== REQUIRED ACTION ==
The records that follow are to be given again exactly, with their pictures omitted.

== GIVEN RECORDS ==
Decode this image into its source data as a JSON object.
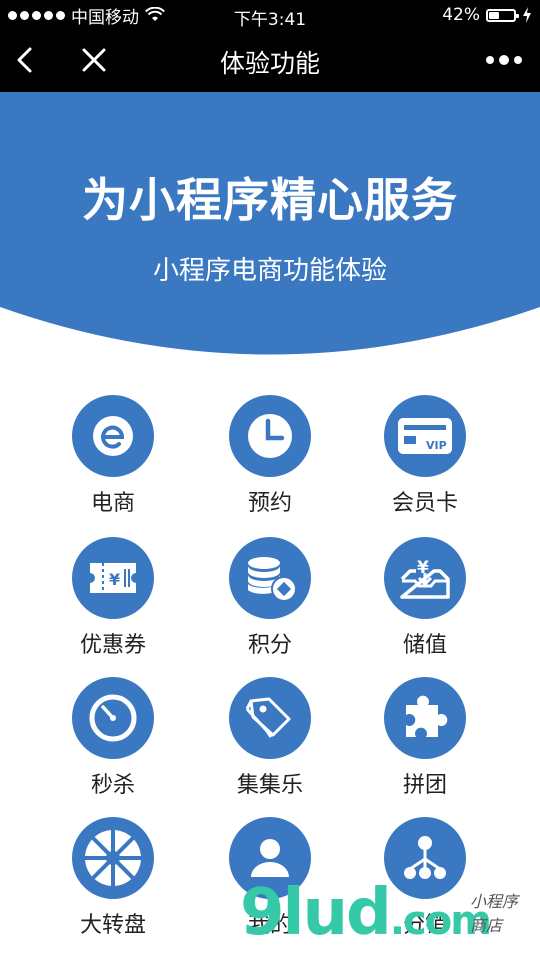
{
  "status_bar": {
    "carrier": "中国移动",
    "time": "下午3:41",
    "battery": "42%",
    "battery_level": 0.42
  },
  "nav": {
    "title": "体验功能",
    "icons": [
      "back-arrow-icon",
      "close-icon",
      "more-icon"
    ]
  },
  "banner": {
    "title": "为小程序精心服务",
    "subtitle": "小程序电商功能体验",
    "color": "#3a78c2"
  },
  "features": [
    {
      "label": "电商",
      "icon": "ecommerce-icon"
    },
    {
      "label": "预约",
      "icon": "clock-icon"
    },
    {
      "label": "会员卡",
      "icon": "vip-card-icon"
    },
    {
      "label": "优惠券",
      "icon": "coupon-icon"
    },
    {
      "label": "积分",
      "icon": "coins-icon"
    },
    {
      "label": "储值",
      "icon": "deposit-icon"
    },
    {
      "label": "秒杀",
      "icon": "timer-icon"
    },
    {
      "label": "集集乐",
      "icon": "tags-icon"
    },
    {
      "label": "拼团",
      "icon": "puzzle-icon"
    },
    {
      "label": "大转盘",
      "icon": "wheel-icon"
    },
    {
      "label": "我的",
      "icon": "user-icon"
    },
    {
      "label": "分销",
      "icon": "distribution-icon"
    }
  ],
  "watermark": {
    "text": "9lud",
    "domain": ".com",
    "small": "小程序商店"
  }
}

== RESPONSE TO THIS TASK ==
Decode this image into its source data as a JSON object.
{
  "status_bar": {
    "carrier": "中国移动",
    "time": "下午3:41",
    "battery": "42%",
    "battery_level": 0.42
  },
  "nav": {
    "title": "体验功能",
    "icons": [
      "back-arrow-icon",
      "close-icon",
      "more-icon"
    ]
  },
  "banner": {
    "title": "为小程序精心服务",
    "subtitle": "小程序电商功能体验",
    "color": "#3a78c2"
  },
  "features": [
    {
      "label": "电商",
      "icon": "ecommerce-icon"
    },
    {
      "label": "预约",
      "icon": "clock-icon"
    },
    {
      "label": "会员卡",
      "icon": "vip-card-icon"
    },
    {
      "label": "优惠券",
      "icon": "coupon-icon"
    },
    {
      "label": "积分",
      "icon": "coins-icon"
    },
    {
      "label": "储值",
      "icon": "deposit-icon"
    },
    {
      "label": "秒杀",
      "icon": "timer-icon"
    },
    {
      "label": "集集乐",
      "icon": "tags-icon"
    },
    {
      "label": "拼团",
      "icon": "puzzle-icon"
    },
    {
      "label": "大转盘",
      "icon": "wheel-icon"
    },
    {
      "label": "我的",
      "icon": "user-icon"
    },
    {
      "label": "分销",
      "icon": "distribution-icon"
    }
  ],
  "watermark": {
    "text": "9lud",
    "domain": ".com",
    "small": "小程序商店"
  }
}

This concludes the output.